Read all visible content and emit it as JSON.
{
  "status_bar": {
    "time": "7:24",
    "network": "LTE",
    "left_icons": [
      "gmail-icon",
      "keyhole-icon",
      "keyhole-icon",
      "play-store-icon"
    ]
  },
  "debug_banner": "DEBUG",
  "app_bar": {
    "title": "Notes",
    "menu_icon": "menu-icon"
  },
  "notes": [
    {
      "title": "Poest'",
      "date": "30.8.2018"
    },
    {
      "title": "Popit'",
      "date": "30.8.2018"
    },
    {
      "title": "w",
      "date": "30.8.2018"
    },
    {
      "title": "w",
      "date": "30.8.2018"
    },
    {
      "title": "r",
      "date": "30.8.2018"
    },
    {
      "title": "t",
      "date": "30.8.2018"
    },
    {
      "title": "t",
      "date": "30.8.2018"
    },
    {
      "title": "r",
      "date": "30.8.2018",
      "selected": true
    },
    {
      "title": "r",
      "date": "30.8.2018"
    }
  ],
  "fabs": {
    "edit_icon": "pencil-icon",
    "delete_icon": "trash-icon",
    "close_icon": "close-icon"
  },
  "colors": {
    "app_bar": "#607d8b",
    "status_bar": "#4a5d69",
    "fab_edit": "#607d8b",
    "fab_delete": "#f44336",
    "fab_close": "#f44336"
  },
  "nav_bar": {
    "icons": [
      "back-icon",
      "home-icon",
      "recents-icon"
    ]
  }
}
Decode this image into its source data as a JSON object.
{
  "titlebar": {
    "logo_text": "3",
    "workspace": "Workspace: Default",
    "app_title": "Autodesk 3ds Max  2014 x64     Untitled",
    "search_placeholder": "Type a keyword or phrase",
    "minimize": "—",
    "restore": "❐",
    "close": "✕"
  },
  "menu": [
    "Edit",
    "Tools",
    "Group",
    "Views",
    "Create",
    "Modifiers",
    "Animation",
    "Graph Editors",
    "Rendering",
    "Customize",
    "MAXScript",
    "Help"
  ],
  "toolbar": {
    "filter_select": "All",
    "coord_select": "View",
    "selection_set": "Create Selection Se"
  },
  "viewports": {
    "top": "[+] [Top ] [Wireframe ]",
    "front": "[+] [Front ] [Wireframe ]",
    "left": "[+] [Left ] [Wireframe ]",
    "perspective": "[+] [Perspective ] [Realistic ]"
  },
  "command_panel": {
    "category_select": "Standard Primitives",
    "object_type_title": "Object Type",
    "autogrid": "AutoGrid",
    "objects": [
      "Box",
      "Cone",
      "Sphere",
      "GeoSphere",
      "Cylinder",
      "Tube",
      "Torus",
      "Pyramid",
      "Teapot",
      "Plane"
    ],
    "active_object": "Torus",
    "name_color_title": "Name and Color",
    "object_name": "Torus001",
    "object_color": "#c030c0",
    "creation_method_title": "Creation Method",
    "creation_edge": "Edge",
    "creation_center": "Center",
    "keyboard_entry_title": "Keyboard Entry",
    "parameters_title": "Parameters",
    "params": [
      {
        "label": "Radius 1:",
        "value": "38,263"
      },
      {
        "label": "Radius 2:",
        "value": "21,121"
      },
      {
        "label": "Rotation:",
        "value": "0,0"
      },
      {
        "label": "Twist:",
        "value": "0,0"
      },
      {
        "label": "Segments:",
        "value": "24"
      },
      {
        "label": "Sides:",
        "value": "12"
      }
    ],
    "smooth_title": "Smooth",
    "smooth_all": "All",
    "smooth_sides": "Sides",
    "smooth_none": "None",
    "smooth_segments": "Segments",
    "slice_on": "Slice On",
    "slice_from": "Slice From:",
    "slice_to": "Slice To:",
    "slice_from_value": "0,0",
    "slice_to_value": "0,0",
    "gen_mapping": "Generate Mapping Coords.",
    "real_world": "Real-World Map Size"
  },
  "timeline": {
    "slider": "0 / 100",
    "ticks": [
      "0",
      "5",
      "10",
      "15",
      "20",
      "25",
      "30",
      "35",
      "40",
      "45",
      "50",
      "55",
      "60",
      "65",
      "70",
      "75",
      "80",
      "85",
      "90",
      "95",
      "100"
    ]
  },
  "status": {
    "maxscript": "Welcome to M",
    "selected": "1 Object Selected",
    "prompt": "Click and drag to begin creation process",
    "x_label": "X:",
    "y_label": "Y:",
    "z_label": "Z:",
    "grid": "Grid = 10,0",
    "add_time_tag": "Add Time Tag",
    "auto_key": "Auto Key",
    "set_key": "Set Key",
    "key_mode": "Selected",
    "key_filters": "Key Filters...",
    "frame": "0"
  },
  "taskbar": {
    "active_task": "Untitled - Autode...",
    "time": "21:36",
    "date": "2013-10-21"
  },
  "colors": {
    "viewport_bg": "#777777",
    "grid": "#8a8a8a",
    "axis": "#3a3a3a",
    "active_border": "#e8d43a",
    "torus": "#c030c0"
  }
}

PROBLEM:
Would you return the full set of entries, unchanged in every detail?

EXPECTED ANSWER:
Read all visible content and emit it as JSON.
{
  "status_bar": {
    "time": "7:24",
    "network": "LTE",
    "left_icons": [
      "gmail-icon",
      "keyhole-icon",
      "keyhole-icon",
      "play-store-icon"
    ]
  },
  "debug_banner": "DEBUG",
  "app_bar": {
    "title": "Notes",
    "menu_icon": "menu-icon"
  },
  "notes": [
    {
      "title": "Poest'",
      "date": "30.8.2018"
    },
    {
      "title": "Popit'",
      "date": "30.8.2018"
    },
    {
      "title": "w",
      "date": "30.8.2018"
    },
    {
      "title": "w",
      "date": "30.8.2018"
    },
    {
      "title": "r",
      "date": "30.8.2018"
    },
    {
      "title": "t",
      "date": "30.8.2018"
    },
    {
      "title": "t",
      "date": "30.8.2018"
    },
    {
      "title": "r",
      "date": "30.8.2018",
      "selected": true
    },
    {
      "title": "r",
      "date": "30.8.2018"
    }
  ],
  "fabs": {
    "edit_icon": "pencil-icon",
    "delete_icon": "trash-icon",
    "close_icon": "close-icon"
  },
  "colors": {
    "app_bar": "#607d8b",
    "status_bar": "#4a5d69",
    "fab_edit": "#607d8b",
    "fab_delete": "#f44336",
    "fab_close": "#f44336"
  },
  "nav_bar": {
    "icons": [
      "back-icon",
      "home-icon",
      "recents-icon"
    ]
  }
}
Decode this image into its source data as a JSON object.
{
  "titlebar": {
    "logo_text": "3",
    "workspace": "Workspace: Default",
    "app_title": "Autodesk 3ds Max  2014 x64     Untitled",
    "search_placeholder": "Type a keyword or phrase",
    "minimize": "—",
    "restore": "❐",
    "close": "✕"
  },
  "menu": [
    "Edit",
    "Tools",
    "Group",
    "Views",
    "Create",
    "Modifiers",
    "Animation",
    "Graph Editors",
    "Rendering",
    "Customize",
    "MAXScript",
    "Help"
  ],
  "toolbar": {
    "filter_select": "All",
    "coord_select": "View",
    "selection_set": "Create Selection Se"
  },
  "viewports": {
    "top": "[+] [Top ] [Wireframe ]",
    "front": "[+] [Front ] [Wireframe ]",
    "left": "[+] [Left ] [Wireframe ]",
    "perspective": "[+] [Perspective ] [Realistic ]"
  },
  "command_panel": {
    "category_select": "Standard Primitives",
    "object_type_title": "Object Type",
    "autogrid": "AutoGrid",
    "objects": [
      "Box",
      "Cone",
      "Sphere",
      "GeoSphere",
      "Cylinder",
      "Tube",
      "Torus",
      "Pyramid",
      "Teapot",
      "Plane"
    ],
    "active_object": "Torus",
    "name_color_title": "Name and Color",
    "object_name": "Torus001",
    "object_color": "#c030c0",
    "creation_method_title": "Creation Method",
    "creation_edge": "Edge",
    "creation_center": "Center",
    "keyboard_entry_title": "Keyboard Entry",
    "parameters_title": "Parameters",
    "params": [
      {
        "label": "Radius 1:",
        "value": "38,263"
      },
      {
        "label": "Radius 2:",
        "value": "21,121"
      },
      {
        "label": "Rotation:",
        "value": "0,0"
      },
      {
        "label": "Twist:",
        "value": "0,0"
      },
      {
        "label": "Segments:",
        "value": "24"
      },
      {
        "label": "Sides:",
        "value": "12"
      }
    ],
    "smooth_title": "Smooth",
    "smooth_all": "All",
    "smooth_sides": "Sides",
    "smooth_none": "None",
    "smooth_segments": "Segments",
    "slice_on": "Slice On",
    "slice_from": "Slice From:",
    "slice_to": "Slice To:",
    "slice_from_value": "0,0",
    "slice_to_value": "0,0",
    "gen_mapping": "Generate Mapping Coords.",
    "real_world": "Real-World Map Size"
  },
  "timeline": {
    "slider": "0 / 100",
    "ticks": [
      "0",
      "5",
      "10",
      "15",
      "20",
      "25",
      "30",
      "35",
      "40",
      "45",
      "50",
      "55",
      "60",
      "65",
      "70",
      "75",
      "80",
      "85",
      "90",
      "95",
      "100"
    ]
  },
  "status": {
    "maxscript": "Welcome to M",
    "selected": "1 Object Selected",
    "prompt": "Click and drag to begin creation process",
    "x_label": "X:",
    "y_label": "Y:",
    "z_label": "Z:",
    "grid": "Grid = 10,0",
    "add_time_tag": "Add Time Tag",
    "auto_key": "Auto Key",
    "set_key": "Set Key",
    "key_mode": "Selected",
    "key_filters": "Key Filters...",
    "frame": "0"
  },
  "taskbar": {
    "active_task": "Untitled - Autode...",
    "time": "21:36",
    "date": "2013-10-21"
  },
  "colors": {
    "viewport_bg": "#777777",
    "grid": "#8a8a8a",
    "axis": "#3a3a3a",
    "active_border": "#e8d43a",
    "torus": "#c030c0"
  }
}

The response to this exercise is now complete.